We live in a world that is already designed! An inspiring topic about recent developments in biomimicry, American natural sciences writer Janine Benyus gave a talk on how nature influenced our future.
She provides heartening examples of ways in which nature is already playing a part in determining the products, technology and systems we build. Video via TED.
Bruce Sterling is a prominent science fiction writer and a pioneer of the cyberpunk genre. His cyberpunk novels Heavy Weather (1994), Islands in the Net (1988), Schismatrix (1985), The Artificial Kid (1980) earned him the nickname “Chairman Bruce”. Apart from his writings, Bruce Sterling is also a professor of internet studies and science fiction at the European Graduate School. He has contributed to several projects within the scheme of futurist theory, founded an environmental aesthetic movement, edited anthologies and he still continues to write for several magazines including Wired, Discover, Architectural Record and The Atlantic.
Life would normally continue with humans and their evolving surroundings, but this movie envisions what could happen if we would just disappear.
Humanity made a strong impact on the planet, but we should not underestimate the incredible power of nature. With our disappearance, animals that depend on us will suffer drastic population declines. At the same time, without human presence on Earth, some animal species that are close to extinction would suddenly grow in population. Most of our remains will decompose because of nature power initiated by fire, weeds and termites. The only thing that would remain of us would be our trash of plastic, chemicals and radioactive material. But of course the question is, why would we all of a sudden disappear?
Source: Asap SCIENCE
Satellite images of Earth at night evoke ambiguous feelings: While on a ground level our cities appear as purely cultural artifacts, a traveler from outer space might just as well marvel at them as beautifully glowing organic fungi-like structures that sprouted on our planet. Less than a millennium ago, the Earth at night was all dark. Today it is all glowing and blossoming.
Scientists think the laws governing the structure of galaxies in outer space are the same laws underlying the growth of cities. Henry Lin and Abraham Loeb at the Harvard-Smithsonian Centre for Astrophysics have used models for showing how galaxies evolve based on matter density to propose a unifying theory for scaling laws of human populations.
So, you are well aware that biotech will drive our evolution, you took the crash course on synthetic genomics, you’ve got your map of the DNA world in your backpack and are now eager to redesign some microbes that turn waste into energy, eat plastic, detect flu, or build a better being altogether? You have a brilliant project plan already, but only need some – let say– euro 25.000 and a bit of help from a research group to turn your vision into reality? We have cake for you.
We increasingly depend on car technology designed to make driving easier and safer. Therefore, can be said that these improvements are creating less-skilled drivers?

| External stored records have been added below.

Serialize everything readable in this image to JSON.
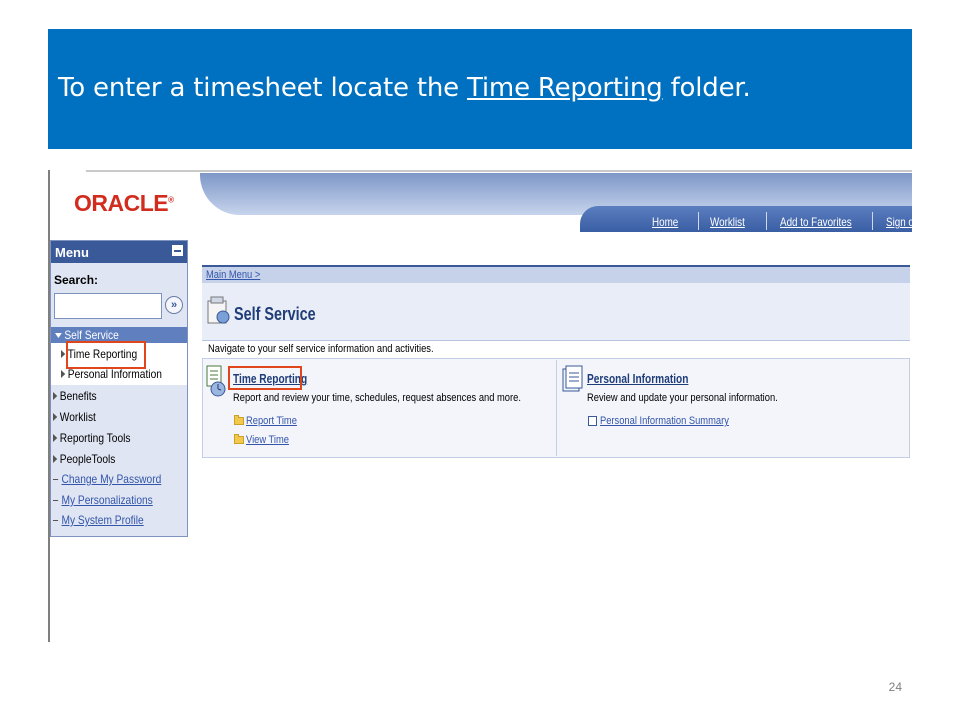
{
  "slide": {
    "title_before": "To enter a timesheet locate the ",
    "title_link": "Time Reporting",
    "title_after": " folder.",
    "number": "24"
  },
  "app": {
    "logo": "ORACLE",
    "nav": [
      "Home",
      "Worklist",
      "Add to Favorites",
      "Sign ou"
    ]
  },
  "menu": {
    "title": "Menu",
    "search_label": "Search:",
    "search_value": "",
    "items": [
      {
        "label": "Self Service"
      },
      {
        "label": "Time Reporting"
      },
      {
        "label": "Personal Information"
      },
      {
        "label": "Benefits"
      },
      {
        "label": "Worklist"
      },
      {
        "label": "Reporting Tools"
      },
      {
        "label": "PeopleTools"
      },
      {
        "label": "Change My Password"
      },
      {
        "label": "My Personalizations"
      },
      {
        "label": "My System Profile"
      }
    ]
  },
  "main": {
    "breadcrumb": "Main Menu >",
    "page_title": "Self Service",
    "description": "Navigate to your self service information and activities.",
    "sections": [
      {
        "title": "Time Reporting",
        "description": "Report and review your time, schedules, request absences and more.",
        "links": [
          "Report Time",
          "View Time"
        ]
      },
      {
        "title": "Personal Information",
        "description": "Review and update your personal information.",
        "links": [
          "Personal Information Summary"
        ]
      }
    ]
  },
  "colors": {
    "banner": "#0070c0",
    "menu_header": "#3a5998",
    "highlight": "#e0451c",
    "link": "#3355aa"
  }
}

“Technological crutches like GPS are making us not only worse drivers – they could also be making us stupid. Technology wasn’t supposed to work that way. Manufacturers have supported drivers with power steering, cruise control, antilock brakes and electronic stability controls. Then they gave us sophisticated on-board computers that power car entertainment systems and fine-tune our cars’ performance on the go. Today we drive sleek, aerodynamic vehicles with more computing power than early Space Shuttles.”
We’ve already seen GPS lead people into some ridiculous situations.
But can we blame the GPS for this, when we follow directions that are totally contrary to good sense?
Read more on BBC Future
If you happen to be in New York City this week, you may want to join us for BIOFABRICATE, the world’s first summit dedicated to biofabrication for future industrial and consumer products.
The summit features visionary lectures from prominent thinkers and practitioners, including MOMA curator Paola Antonelli, Modern Meadow CEO Andras Forgacs, biocouture CEO Suzanne Lee and our own Koert van Mensvoort. Register here.